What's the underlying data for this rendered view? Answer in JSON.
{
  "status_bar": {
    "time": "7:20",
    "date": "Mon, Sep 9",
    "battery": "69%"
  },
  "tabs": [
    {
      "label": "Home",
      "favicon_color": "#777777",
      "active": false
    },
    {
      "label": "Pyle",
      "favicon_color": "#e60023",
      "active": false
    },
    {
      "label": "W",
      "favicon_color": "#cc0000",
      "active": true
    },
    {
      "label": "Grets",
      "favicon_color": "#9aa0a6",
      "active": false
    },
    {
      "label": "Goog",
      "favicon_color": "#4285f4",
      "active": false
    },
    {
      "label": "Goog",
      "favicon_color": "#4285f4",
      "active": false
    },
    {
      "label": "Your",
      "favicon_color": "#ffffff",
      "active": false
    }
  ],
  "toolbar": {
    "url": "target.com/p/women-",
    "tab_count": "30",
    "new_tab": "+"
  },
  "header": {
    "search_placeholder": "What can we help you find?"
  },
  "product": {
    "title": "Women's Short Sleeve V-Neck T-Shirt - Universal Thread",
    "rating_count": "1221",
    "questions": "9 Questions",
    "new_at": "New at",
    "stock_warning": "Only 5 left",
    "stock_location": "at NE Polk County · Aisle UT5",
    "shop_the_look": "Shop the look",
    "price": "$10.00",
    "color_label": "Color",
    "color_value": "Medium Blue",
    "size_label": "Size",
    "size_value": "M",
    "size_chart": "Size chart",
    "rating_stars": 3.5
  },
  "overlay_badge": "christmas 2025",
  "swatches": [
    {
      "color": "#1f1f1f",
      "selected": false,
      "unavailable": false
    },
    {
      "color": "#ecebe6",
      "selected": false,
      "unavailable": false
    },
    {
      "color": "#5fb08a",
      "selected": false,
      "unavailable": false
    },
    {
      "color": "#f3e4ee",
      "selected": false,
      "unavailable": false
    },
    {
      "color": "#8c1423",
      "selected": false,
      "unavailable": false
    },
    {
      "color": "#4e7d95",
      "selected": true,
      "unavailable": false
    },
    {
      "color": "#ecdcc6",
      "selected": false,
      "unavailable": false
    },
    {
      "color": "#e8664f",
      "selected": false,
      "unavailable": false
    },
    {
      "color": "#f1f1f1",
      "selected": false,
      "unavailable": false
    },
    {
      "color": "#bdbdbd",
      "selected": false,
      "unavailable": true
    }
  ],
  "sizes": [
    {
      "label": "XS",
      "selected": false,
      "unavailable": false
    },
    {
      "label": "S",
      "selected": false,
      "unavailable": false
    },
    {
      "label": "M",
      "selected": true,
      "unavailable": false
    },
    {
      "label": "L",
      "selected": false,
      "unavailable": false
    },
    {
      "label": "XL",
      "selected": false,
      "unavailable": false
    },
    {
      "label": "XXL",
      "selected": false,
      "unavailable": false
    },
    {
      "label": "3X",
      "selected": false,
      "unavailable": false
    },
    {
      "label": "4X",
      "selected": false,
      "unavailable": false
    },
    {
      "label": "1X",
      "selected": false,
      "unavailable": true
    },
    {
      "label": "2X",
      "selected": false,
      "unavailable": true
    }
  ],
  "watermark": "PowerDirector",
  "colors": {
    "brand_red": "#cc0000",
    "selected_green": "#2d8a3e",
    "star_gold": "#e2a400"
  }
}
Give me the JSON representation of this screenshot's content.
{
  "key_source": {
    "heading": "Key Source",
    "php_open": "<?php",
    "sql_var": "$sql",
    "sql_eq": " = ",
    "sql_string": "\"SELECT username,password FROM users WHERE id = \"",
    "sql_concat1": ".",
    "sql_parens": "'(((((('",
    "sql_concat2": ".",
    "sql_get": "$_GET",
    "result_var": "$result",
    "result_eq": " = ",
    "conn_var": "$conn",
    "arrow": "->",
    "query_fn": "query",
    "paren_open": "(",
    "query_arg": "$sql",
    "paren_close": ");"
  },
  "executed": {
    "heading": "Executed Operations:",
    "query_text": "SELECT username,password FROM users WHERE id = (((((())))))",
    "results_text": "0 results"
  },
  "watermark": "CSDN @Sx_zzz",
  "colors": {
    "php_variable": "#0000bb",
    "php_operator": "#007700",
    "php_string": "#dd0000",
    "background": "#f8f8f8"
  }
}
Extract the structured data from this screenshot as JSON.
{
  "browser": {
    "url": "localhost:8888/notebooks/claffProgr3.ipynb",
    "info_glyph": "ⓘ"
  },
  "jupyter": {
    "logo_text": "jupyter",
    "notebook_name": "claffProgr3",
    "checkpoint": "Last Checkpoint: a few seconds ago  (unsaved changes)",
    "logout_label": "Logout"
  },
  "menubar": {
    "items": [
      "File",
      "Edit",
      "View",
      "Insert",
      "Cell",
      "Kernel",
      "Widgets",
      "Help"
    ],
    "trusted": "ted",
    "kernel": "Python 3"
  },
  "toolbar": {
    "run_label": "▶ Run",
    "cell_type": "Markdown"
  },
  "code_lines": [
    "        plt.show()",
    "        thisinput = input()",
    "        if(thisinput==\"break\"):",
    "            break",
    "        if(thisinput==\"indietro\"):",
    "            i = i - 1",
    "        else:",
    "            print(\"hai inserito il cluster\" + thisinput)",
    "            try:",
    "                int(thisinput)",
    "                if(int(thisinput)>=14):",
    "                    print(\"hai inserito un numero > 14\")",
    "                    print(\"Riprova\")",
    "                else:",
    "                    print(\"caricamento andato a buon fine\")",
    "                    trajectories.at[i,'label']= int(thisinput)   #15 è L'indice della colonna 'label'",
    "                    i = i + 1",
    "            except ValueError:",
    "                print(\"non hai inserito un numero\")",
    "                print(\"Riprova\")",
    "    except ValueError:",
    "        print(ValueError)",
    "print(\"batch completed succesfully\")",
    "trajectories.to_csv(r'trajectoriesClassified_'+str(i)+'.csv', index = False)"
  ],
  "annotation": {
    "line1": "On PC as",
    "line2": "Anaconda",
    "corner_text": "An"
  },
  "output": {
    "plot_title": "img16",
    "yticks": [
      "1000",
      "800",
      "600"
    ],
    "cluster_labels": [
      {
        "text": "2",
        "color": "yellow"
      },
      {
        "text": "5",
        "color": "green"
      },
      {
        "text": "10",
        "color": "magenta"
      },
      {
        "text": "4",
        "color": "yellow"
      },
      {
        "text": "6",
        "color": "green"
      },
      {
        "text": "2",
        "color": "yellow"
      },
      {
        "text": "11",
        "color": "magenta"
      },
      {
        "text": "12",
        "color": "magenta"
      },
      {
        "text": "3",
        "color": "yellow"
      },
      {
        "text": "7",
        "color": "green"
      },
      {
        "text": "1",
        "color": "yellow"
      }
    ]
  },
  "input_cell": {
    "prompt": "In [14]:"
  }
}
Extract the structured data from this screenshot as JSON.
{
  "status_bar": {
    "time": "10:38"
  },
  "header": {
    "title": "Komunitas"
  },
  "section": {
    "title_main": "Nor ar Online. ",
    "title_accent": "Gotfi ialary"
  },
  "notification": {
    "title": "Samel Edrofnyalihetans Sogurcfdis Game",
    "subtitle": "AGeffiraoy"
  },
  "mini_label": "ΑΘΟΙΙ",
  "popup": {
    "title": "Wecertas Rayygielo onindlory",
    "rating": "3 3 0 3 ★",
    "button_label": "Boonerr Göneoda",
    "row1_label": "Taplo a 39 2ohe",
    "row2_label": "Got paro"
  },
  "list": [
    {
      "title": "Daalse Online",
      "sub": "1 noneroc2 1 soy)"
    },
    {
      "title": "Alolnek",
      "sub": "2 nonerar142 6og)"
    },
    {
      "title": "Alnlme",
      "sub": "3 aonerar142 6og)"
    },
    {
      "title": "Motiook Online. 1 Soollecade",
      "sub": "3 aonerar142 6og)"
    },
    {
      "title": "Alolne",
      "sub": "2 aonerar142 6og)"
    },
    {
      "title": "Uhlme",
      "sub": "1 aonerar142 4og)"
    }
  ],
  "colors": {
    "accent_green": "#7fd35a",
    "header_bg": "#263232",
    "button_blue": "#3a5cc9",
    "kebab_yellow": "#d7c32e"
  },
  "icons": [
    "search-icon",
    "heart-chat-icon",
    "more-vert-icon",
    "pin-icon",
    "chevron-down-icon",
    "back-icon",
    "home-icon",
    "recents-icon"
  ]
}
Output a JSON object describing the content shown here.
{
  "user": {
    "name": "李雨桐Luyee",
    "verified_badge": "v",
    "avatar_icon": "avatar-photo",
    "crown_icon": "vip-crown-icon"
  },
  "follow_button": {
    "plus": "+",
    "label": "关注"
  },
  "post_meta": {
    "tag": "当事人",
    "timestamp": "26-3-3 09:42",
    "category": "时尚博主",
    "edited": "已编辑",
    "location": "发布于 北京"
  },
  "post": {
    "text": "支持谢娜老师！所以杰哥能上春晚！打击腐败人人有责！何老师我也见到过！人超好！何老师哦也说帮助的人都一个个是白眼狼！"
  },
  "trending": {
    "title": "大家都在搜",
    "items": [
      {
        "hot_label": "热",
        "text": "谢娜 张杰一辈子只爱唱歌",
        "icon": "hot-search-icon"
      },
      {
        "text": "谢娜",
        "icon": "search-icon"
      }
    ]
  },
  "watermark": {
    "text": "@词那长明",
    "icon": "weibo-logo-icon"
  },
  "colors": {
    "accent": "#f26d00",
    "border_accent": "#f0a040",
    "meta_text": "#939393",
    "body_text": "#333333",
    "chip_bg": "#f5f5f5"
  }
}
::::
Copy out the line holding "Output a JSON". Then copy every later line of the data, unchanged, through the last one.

Output a JSON object describing the content shown here.
{
  "user": {
    "name": "李雨桐Luyee",
    "verified_badge": "v",
    "avatar_icon": "avatar-photo",
    "crown_icon": "vip-crown-icon"
  },
  "follow_button": {
    "plus": "+",
    "label": "关注"
  },
  "post_meta": {
    "tag": "当事人",
    "timestamp": "26-3-3 09:42",
    "category": "时尚博主",
    "edited": "已编辑",
    "location": "发布于 北京"
  },
  "post": {
    "text": "支持谢娜老师！所以杰哥能上春晚！打击腐败人人有责！何老师我也见到过！人超好！何老师哦也说帮助的人都一个个是白眼狼！"
  },
  "trending": {
    "title": "大家都在搜",
    "items": [
      {
        "hot_label": "热",
        "text": "谢娜 张杰一辈子只爱唱歌",
        "icon": "hot-search-icon"
      },
      {
        "text": "谢娜",
        "icon": "search-icon"
      }
    ]
  },
  "watermark": {
    "text": "@词那长明",
    "icon": "weibo-logo-icon"
  },
  "colors": {
    "accent": "#f26d00",
    "border_accent": "#f0a040",
    "meta_text": "#939393",
    "body_text": "#333333",
    "chip_bg": "#f5f5f5"
  }
}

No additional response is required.